(Thanks Nadine!)… more
Visited Boston for the first time this weekend and scored a ticket to the Henry Rollins spoken word show at the Berklee Performance Center on Sunday night. I know of Rollins, of course — he of music, radio, TV, book, movie, USO tour, and stage fame — but I’d never really seen more than a few clips from his TV show nor ever heard his radio program, so I wasn’t sure exactly what I could expect other than probably a few passionate rants. Well, we got that – and then some!
Rollins took the stage at 7:30 and stayed there for three hours and ten minutes – never missing a beat and engrossing the audience the entire time.… more
One of my favourite Jane Jacobs passages comes from her lesser known book The Nature of Economies. In it she uses cities as examples of man-made economic “ecosystems” which exhibit qualities similar to those found in nature.

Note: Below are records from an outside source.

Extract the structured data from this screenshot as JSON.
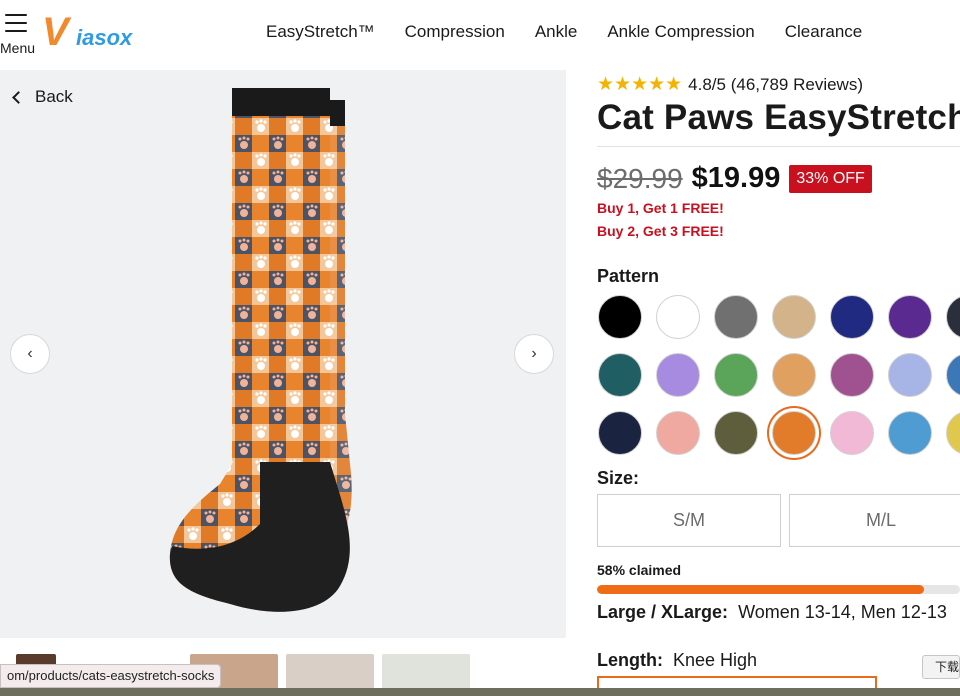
{
  "header": {
    "menu_label": "Menu",
    "logo": {
      "first": "V",
      "rest": "iasox"
    },
    "nav": [
      "EasyStretch™",
      "Compression",
      "Ankle",
      "Ankle Compression",
      "Clearance"
    ]
  },
  "gallery": {
    "back_label": "Back",
    "prev_icon": "chevron-left-icon",
    "next_icon": "chevron-right-icon"
  },
  "product": {
    "rating_stars": "★★★★★",
    "rating_text": "4.8/5 (46,789 Reviews)",
    "title": "Cat Paws EasyStretch™",
    "old_price": "$29.99",
    "new_price": "$19.99",
    "discount": "33% OFF",
    "promos": [
      "Buy 1, Get 1 FREE!",
      "Buy 2, Get 3 FREE!"
    ],
    "pattern_label": "Pattern",
    "swatches": [
      {
        "name": "black",
        "color": "#000000"
      },
      {
        "name": "white",
        "color": "#ffffff"
      },
      {
        "name": "gray",
        "color": "#707070"
      },
      {
        "name": "tan",
        "color": "#d3b48a"
      },
      {
        "name": "navy",
        "color": "#1f2a80"
      },
      {
        "name": "purple",
        "color": "#5a2a90"
      },
      {
        "name": "dark-pattern",
        "color": "#2b2f3c"
      },
      {
        "name": "teal-pattern",
        "color": "#1f5f63"
      },
      {
        "name": "purple-floral",
        "color": "#a68be0"
      },
      {
        "name": "colorful-blocks",
        "color": "#5aa55a"
      },
      {
        "name": "cat-faces",
        "color": "#e0a060"
      },
      {
        "name": "pink-floral",
        "color": "#a0518f"
      },
      {
        "name": "lavender-pattern",
        "color": "#a6b4e6"
      },
      {
        "name": "blue-yellow",
        "color": "#3c77b8"
      },
      {
        "name": "space",
        "color": "#1a2440"
      },
      {
        "name": "pink-cats",
        "color": "#f0a9a0"
      },
      {
        "name": "camo",
        "color": "#5e5e3c"
      },
      {
        "name": "cat-paws",
        "color": "#e27b2a"
      },
      {
        "name": "pastel-pattern",
        "color": "#f2b9d6"
      },
      {
        "name": "blue-cats",
        "color": "#4e9cd2"
      },
      {
        "name": "yellow-pattern",
        "color": "#e0c84e"
      }
    ],
    "selected_swatch": 17,
    "size_label": "Size:",
    "sizes": [
      "S/M",
      "M/L"
    ],
    "claimed_text": "58% claimed",
    "claimed_fraction": 0.9,
    "size_detail": {
      "name": "Large / XLarge:",
      "value": "Women 13-14, Men 12-13"
    },
    "length": {
      "label": "Length:",
      "value": "Knee High"
    }
  },
  "browser": {
    "status_url": "om/products/cats-easystretch-socks",
    "translate_chip": "下载"
  }
}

Jacobs argued that economic expansion relies on capturing, using and then re-using transient energy. The more successful systems are particularly adept at recycling this energy before it is discharged because they have more diverse ways of identifying it, taking it apart, recombining it, passing it around, and recycling it. This rich, diverse environment in turn grows even larger from within because of its excellent self-refueling capabilities.… more
There’s really just two ways to come to discover something new or to achieve something uniquely interesting. The first is to tweak and chip and inch forward through persistent and diligent innovation. The second is to capture some lightning bolt of unexpected inspiration to spark an altogether new idea. The first is more common and more reliable but usually more measured and less surprising. The second can be a real game-changer – and that’s exactly what Radiohead is about to do to the music biz.

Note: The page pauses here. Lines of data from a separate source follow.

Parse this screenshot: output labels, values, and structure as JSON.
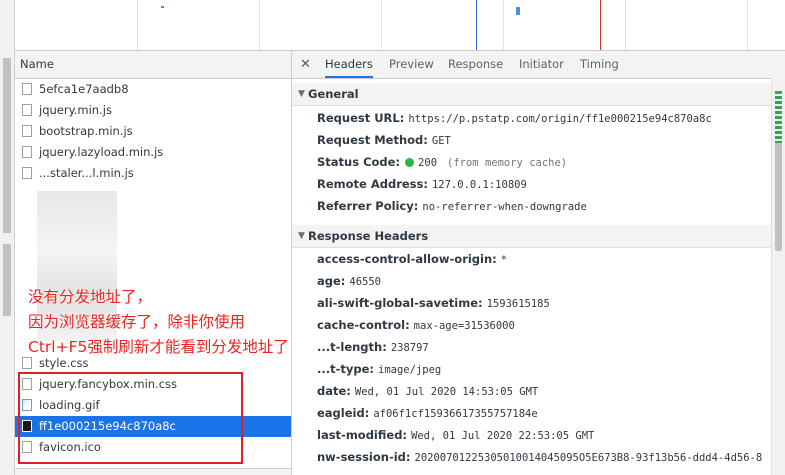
{
  "network": {
    "column_header": "Name",
    "requests": [
      {
        "name": "5efca1e7aadb8",
        "icon": "document-icon"
      },
      {
        "name": "jquery.min.js",
        "icon": "document-icon"
      },
      {
        "name": "bootstrap.min.js",
        "icon": "document-icon"
      },
      {
        "name": "jquery.lazyload.min.js",
        "icon": "document-icon"
      },
      {
        "name": "...staler...l.min.js",
        "icon": "document-icon"
      },
      {
        "name": "style.css",
        "icon": "document-icon"
      },
      {
        "name": "jquery.fancybox.min.css",
        "icon": "document-icon"
      },
      {
        "name": "loading.gif",
        "icon": "image-icon"
      },
      {
        "name": "ff1e000215e94c870a8c",
        "icon": "image-icon",
        "selected": true
      },
      {
        "name": "favicon.ico",
        "icon": "document-icon"
      }
    ]
  },
  "details": {
    "close_label": "✕",
    "tabs": [
      {
        "label": "Headers",
        "active": true
      },
      {
        "label": "Preview"
      },
      {
        "label": "Response"
      },
      {
        "label": "Initiator"
      },
      {
        "label": "Timing"
      }
    ],
    "general": {
      "title": "General",
      "fields": [
        {
          "key": "Request URL:",
          "value": "https://p.pstatp.com/origin/ff1e000215e94c870a8c"
        },
        {
          "key": "Request Method:",
          "value": "GET"
        },
        {
          "key": "Status Code:",
          "value": "200",
          "note": "(from memory cache)",
          "status_color": "#2db341"
        },
        {
          "key": "Remote Address:",
          "value": "127.0.0.1:10809"
        },
        {
          "key": "Referrer Policy:",
          "value": "no-referrer-when-downgrade"
        }
      ]
    },
    "response_headers": {
      "title": "Response Headers",
      "fields": [
        {
          "key": "access-control-allow-origin:",
          "value": "*"
        },
        {
          "key": "age:",
          "value": "46550"
        },
        {
          "key": "ali-swift-global-savetime:",
          "value": "1593615185"
        },
        {
          "key": "cache-control:",
          "value": "max-age=31536000"
        },
        {
          "key": "...t-length:",
          "value": "238797"
        },
        {
          "key": "...t-type:",
          "value": "image/jpeg"
        },
        {
          "key": "date:",
          "value": "Wed, 01 Jul 2020 14:53:05 GMT"
        },
        {
          "key": "eagleid:",
          "value": "af06f1cf15936617355757184e"
        },
        {
          "key": "last-modified:",
          "value": "Wed, 01 Jul 2020 22:53:05 GMT"
        },
        {
          "key": "nw-session-id:",
          "value": "20200701225305010014045095O5E673B8-93f13b56-ddd4-4d56-8"
        }
      ]
    }
  },
  "annotation": {
    "lines": [
      "没有分发地址了，",
      "因为浏览器缓存了，除非你使用",
      "Ctrl+F5强制刷新才能看到分发地址了"
    ],
    "color": "#ee2222"
  },
  "colors": {
    "accent": "#1a73e8",
    "status_ok": "#2db341",
    "annotation": "#ee2222"
  }
}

Cluetrain Manifesto coauthor David Weinberger has just released a new book and it’s a good one. Titled Everything is Miscellaneous: The Power of the New Digital Disorder, Weinberger looks closely at how computers and the internet have have fundamentally altered how we organize and use information. Traditionally, because information was bound by atoms (usually paper), everything must go someplace but it can only go one place. But now through things such as tagging, contextual search, and social networks, we can, as he says, hang leaves on more that one branch (eg. Amazon’s listing of books in multiple categories) and thus miscellany becomes an asset, not an incomprehensible mess.… more

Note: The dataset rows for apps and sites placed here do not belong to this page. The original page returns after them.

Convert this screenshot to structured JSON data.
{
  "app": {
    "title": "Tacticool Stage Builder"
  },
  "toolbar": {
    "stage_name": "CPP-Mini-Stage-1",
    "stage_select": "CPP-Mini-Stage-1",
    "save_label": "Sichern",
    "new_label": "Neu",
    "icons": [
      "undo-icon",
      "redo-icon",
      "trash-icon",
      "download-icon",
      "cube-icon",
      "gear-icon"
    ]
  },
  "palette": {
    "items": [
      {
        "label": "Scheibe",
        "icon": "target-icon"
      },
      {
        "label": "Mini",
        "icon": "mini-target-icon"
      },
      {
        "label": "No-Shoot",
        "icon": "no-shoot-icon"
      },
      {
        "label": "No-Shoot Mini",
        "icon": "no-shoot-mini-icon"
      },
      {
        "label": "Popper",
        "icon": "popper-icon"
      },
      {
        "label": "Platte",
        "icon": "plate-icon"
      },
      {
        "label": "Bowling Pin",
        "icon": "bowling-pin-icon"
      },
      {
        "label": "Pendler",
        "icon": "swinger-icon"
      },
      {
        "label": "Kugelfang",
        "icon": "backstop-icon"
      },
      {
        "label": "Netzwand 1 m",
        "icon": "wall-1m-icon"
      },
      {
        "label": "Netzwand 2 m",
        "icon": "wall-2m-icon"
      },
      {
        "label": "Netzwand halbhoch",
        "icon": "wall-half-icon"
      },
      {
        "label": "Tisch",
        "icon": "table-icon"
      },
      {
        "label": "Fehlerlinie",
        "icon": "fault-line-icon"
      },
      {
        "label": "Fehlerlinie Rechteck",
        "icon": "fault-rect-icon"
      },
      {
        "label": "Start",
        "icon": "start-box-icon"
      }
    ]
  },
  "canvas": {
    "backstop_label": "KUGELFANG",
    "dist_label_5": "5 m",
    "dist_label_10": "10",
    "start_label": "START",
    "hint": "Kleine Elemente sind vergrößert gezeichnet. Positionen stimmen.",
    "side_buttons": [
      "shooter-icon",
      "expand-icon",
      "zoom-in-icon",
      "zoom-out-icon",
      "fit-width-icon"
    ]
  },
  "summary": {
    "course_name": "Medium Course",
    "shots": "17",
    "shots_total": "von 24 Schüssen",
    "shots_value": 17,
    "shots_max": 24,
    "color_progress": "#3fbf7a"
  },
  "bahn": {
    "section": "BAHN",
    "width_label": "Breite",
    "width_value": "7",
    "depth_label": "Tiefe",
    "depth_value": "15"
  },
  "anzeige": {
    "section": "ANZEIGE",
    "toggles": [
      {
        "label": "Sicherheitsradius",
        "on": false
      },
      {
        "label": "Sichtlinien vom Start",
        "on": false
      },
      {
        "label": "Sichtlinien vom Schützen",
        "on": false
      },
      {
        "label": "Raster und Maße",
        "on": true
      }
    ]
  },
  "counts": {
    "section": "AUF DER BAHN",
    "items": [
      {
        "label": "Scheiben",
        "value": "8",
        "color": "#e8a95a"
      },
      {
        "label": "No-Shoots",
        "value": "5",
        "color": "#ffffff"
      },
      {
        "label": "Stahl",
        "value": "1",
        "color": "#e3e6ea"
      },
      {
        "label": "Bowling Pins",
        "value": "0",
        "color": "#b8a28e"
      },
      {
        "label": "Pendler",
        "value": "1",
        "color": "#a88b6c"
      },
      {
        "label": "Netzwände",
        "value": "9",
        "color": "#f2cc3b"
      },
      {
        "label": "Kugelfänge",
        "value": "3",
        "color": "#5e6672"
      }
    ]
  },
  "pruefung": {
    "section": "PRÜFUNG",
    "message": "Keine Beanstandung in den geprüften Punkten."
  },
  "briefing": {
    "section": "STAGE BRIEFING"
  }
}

I’m late to posting this: for the past few days Amsterdam has been hosting a multidisciplinary ideas festival called Picnic ’07. Poke around their site and you may find some video of the various sessions, which include Walt Mossberg, Woody Harrelson, Dave Weinberger, David Silverman, and others.
(Thanks Justin)… more